An exact retyping of all lines below is the answer; pictures do not belong in it.

== Task data ==

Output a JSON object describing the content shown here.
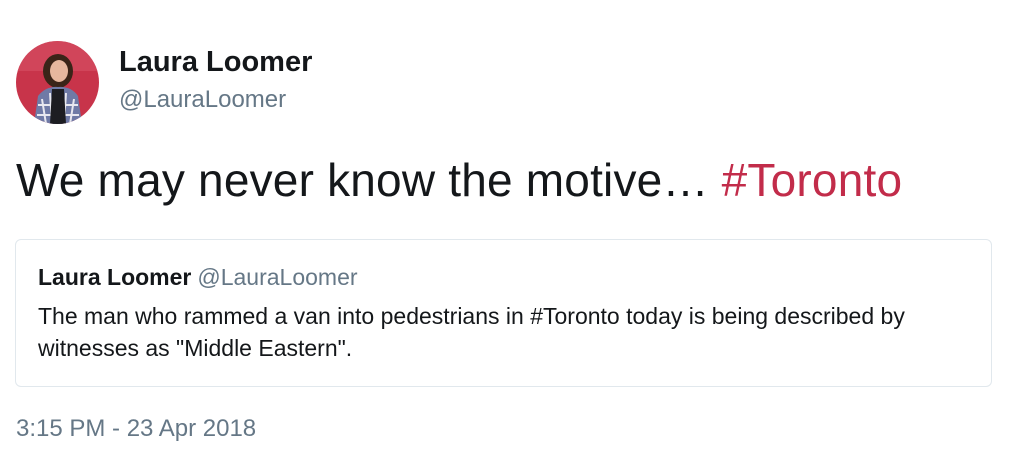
{
  "author": {
    "name": "Laura Loomer",
    "handle": "@LauraLoomer",
    "avatar_icon": "profile-photo"
  },
  "tweet": {
    "text": "We may never know the motive… ",
    "hashtag": "#Toronto"
  },
  "quoted_tweet": {
    "name": "Laura Loomer",
    "handle": "@LauraLoomer",
    "text": "The man who rammed a van into pedestrians in #Toronto today is being described by witnesses as \"Middle Eastern\"."
  },
  "timestamp": "3:15 PM - 23 Apr 2018",
  "colors": {
    "hashtag": "#c22c4a",
    "secondary_text": "#657786",
    "border": "#e1e8ed",
    "avatar_background": "#c8344a"
  }
}
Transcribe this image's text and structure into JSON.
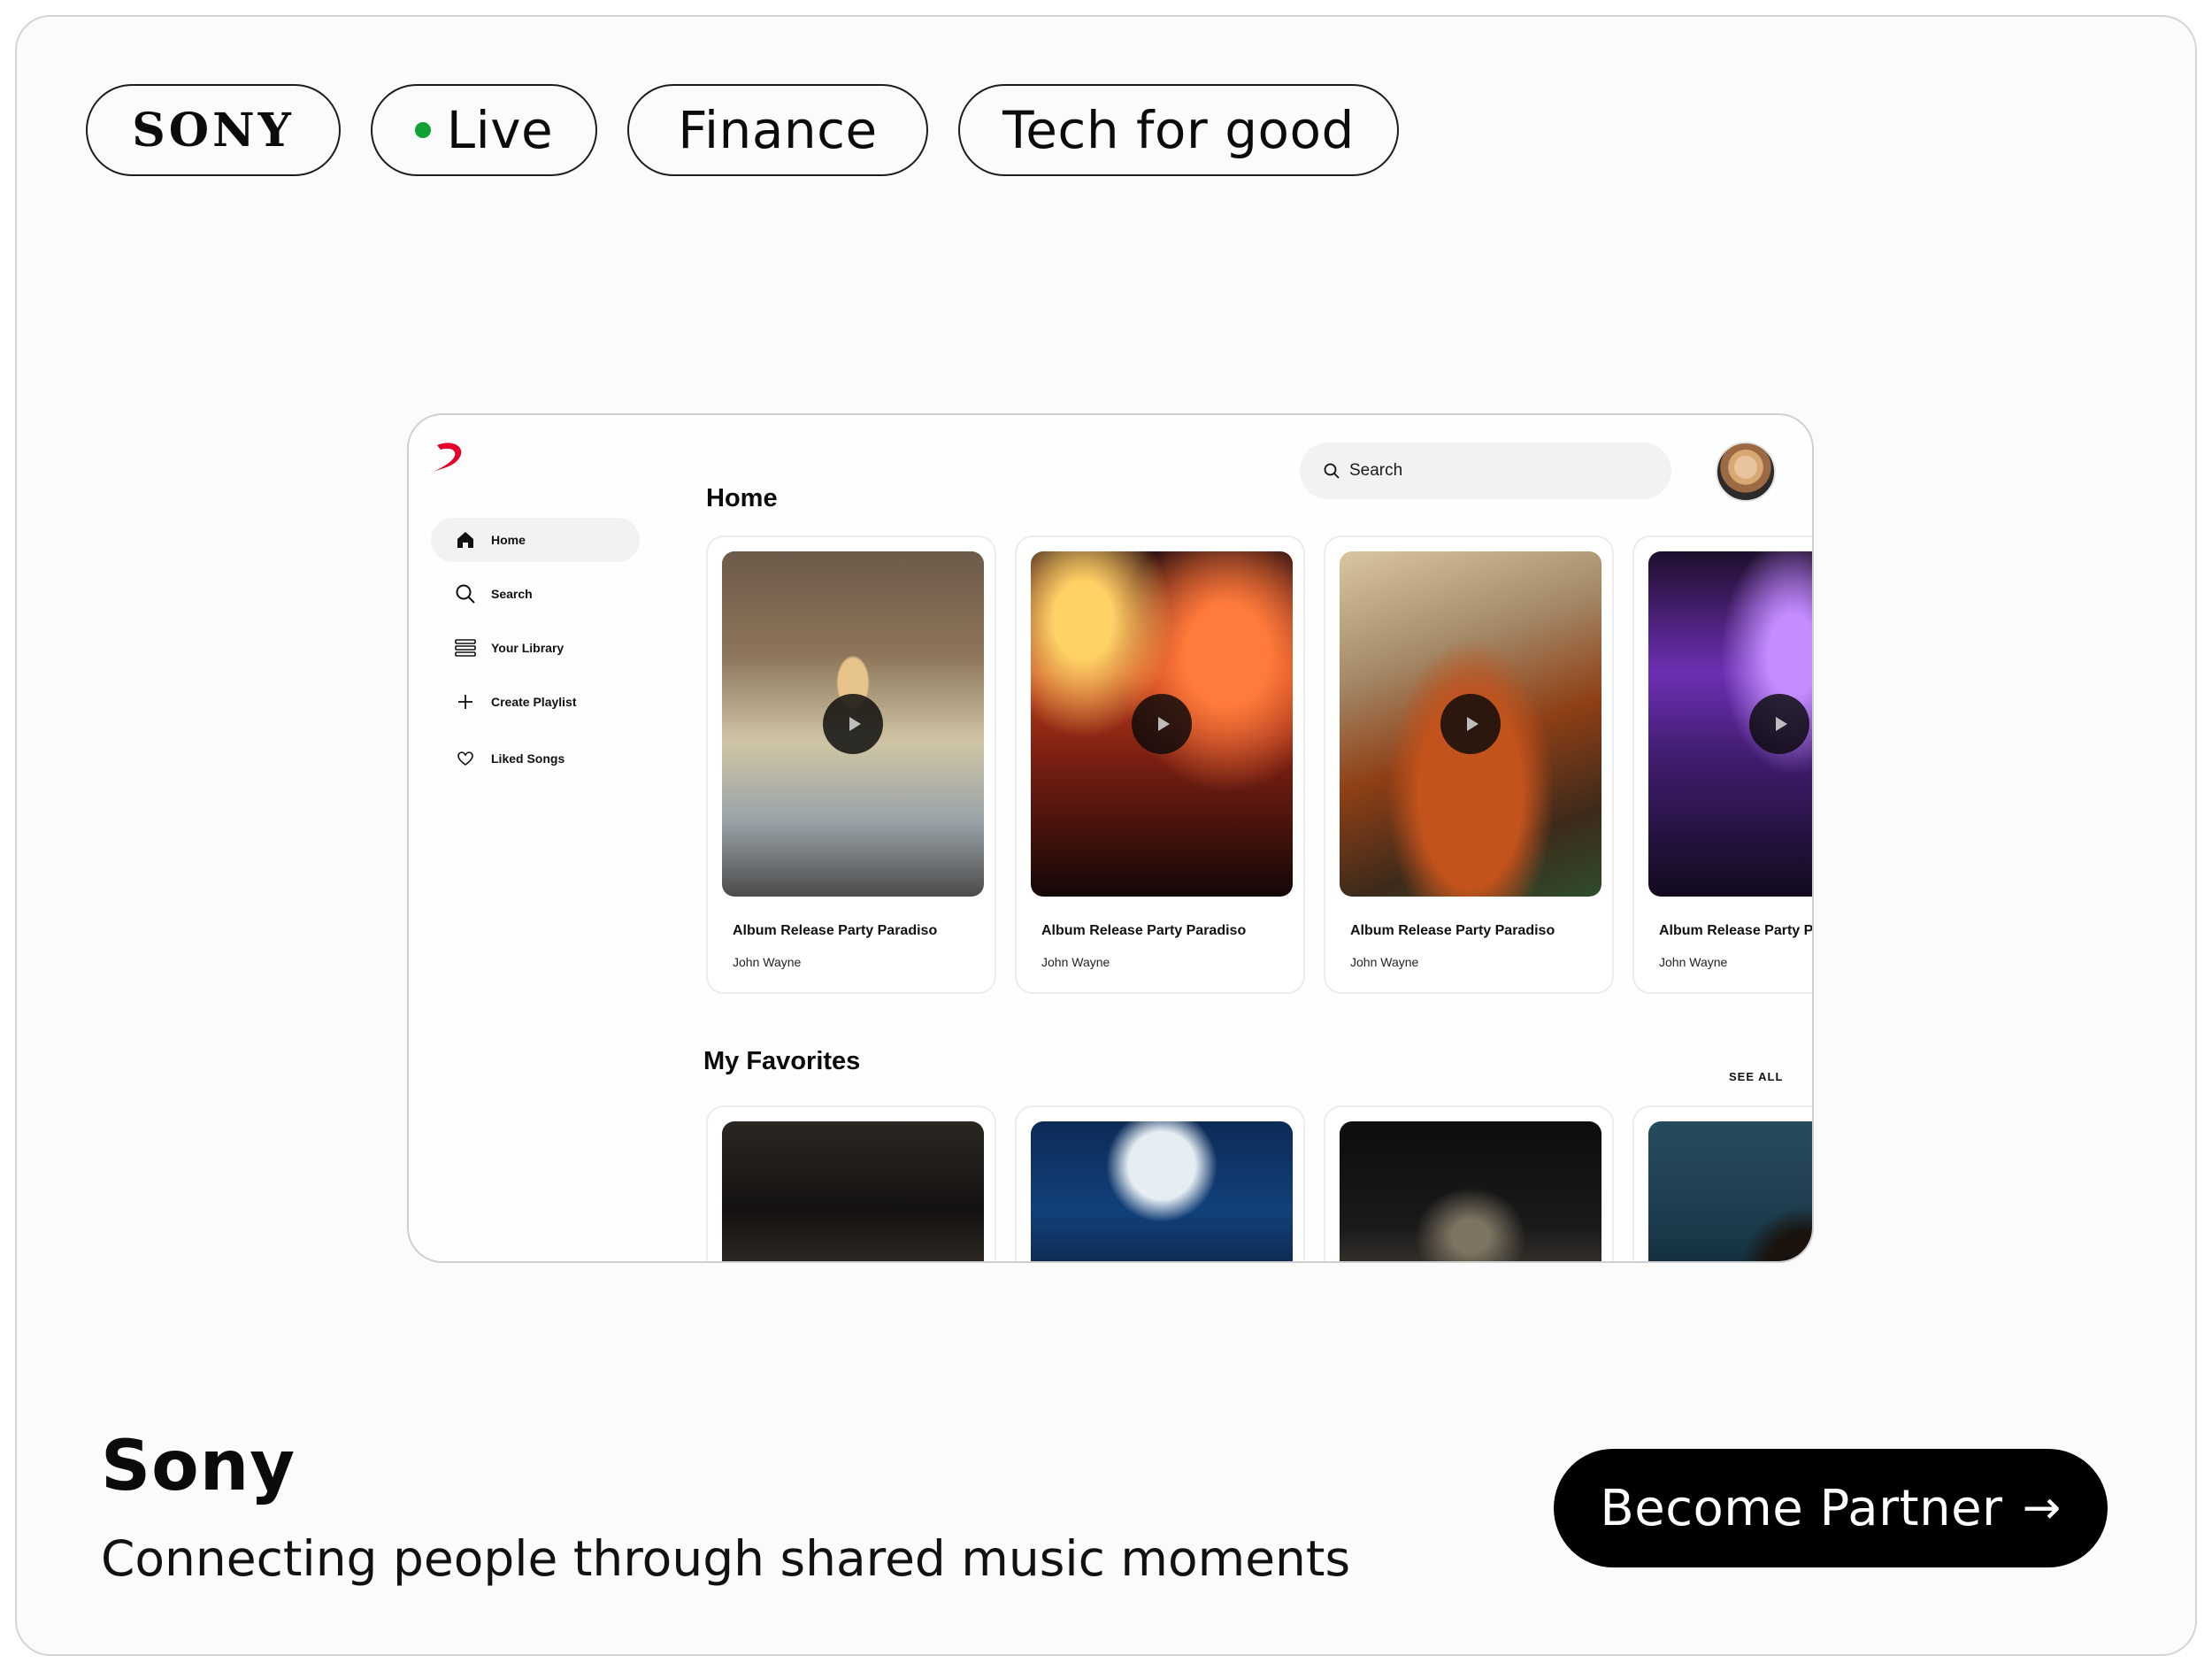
{
  "tags": {
    "brand": "SONY",
    "live": "Live",
    "finance": "Finance",
    "tech": "Tech for good"
  },
  "colors": {
    "live_dot": "#12a133",
    "brand_accent": "#e4002b",
    "cta_bg": "#000000"
  },
  "app": {
    "sidebar": {
      "items": [
        {
          "label": "Home",
          "icon": "home-icon",
          "active": true
        },
        {
          "label": "Search",
          "icon": "search-icon"
        },
        {
          "label": "Your Library",
          "icon": "library-icon"
        },
        {
          "label": "Create Playlist",
          "icon": "plus-icon"
        },
        {
          "label": "Liked Songs",
          "icon": "heart-icon"
        }
      ]
    },
    "header": {
      "title": "Home",
      "search_placeholder": "Search"
    },
    "home_cards": [
      {
        "title": "Album Release Party Paradiso",
        "artist": "John Wayne"
      },
      {
        "title": "Album Release Party Paradiso",
        "artist": "John Wayne"
      },
      {
        "title": "Album Release Party Paradiso",
        "artist": "John Wayne"
      },
      {
        "title": "Album Release Party Pa",
        "artist": "John Wayne"
      }
    ],
    "favorites": {
      "title": "My Favorites",
      "see_all": "SEE ALL"
    }
  },
  "footer": {
    "company": "Sony",
    "tagline": "Connecting people through shared music moments",
    "cta_label": "Become Partner",
    "cta_arrow": "→"
  }
}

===

▶ [Expected output]:
Output a JSON object describing the content shown here.
{
  "author": {
    "name": "Laura Loomer",
    "handle": "@LauraLoomer",
    "avatar_icon": "profile-photo"
  },
  "tweet": {
    "text": "We may never know the motive… ",
    "hashtag": "#Toronto"
  },
  "quoted_tweet": {
    "name": "Laura Loomer",
    "handle": "@LauraLoomer",
    "text": "The man who rammed a van into pedestrians in #Toronto today is being described by witnesses as \"Middle Eastern\"."
  },
  "timestamp": "3:15 PM - 23 Apr 2018",
  "colors": {
    "hashtag": "#c22c4a",
    "secondary_text": "#657786",
    "border": "#e1e8ed",
    "avatar_background": "#c8344a"
  }
}
Transcribe this image's text and structure into JSON.
{
  "tags": {
    "brand": "SONY",
    "live": "Live",
    "finance": "Finance",
    "tech": "Tech for good"
  },
  "colors": {
    "live_dot": "#12a133",
    "brand_accent": "#e4002b",
    "cta_bg": "#000000"
  },
  "app": {
    "sidebar": {
      "items": [
        {
          "label": "Home",
          "icon": "home-icon",
          "active": true
        },
        {
          "label": "Search",
          "icon": "search-icon"
        },
        {
          "label": "Your Library",
          "icon": "library-icon"
        },
        {
          "label": "Create Playlist",
          "icon": "plus-icon"
        },
        {
          "label": "Liked Songs",
          "icon": "heart-icon"
        }
      ]
    },
    "header": {
      "title": "Home",
      "search_placeholder": "Search"
    },
    "home_cards": [
      {
        "title": "Album Release Party Paradiso",
        "artist": "John Wayne"
      },
      {
        "title": "Album Release Party Paradiso",
        "artist": "John Wayne"
      },
      {
        "title": "Album Release Party Paradiso",
        "artist": "John Wayne"
      },
      {
        "title": "Album Release Party Pa",
        "artist": "John Wayne"
      }
    ],
    "favorites": {
      "title": "My Favorites",
      "see_all": "SEE ALL"
    }
  },
  "footer": {
    "company": "Sony",
    "tagline": "Connecting people through shared music moments",
    "cta_label": "Become Partner",
    "cta_arrow": "→"
  }
}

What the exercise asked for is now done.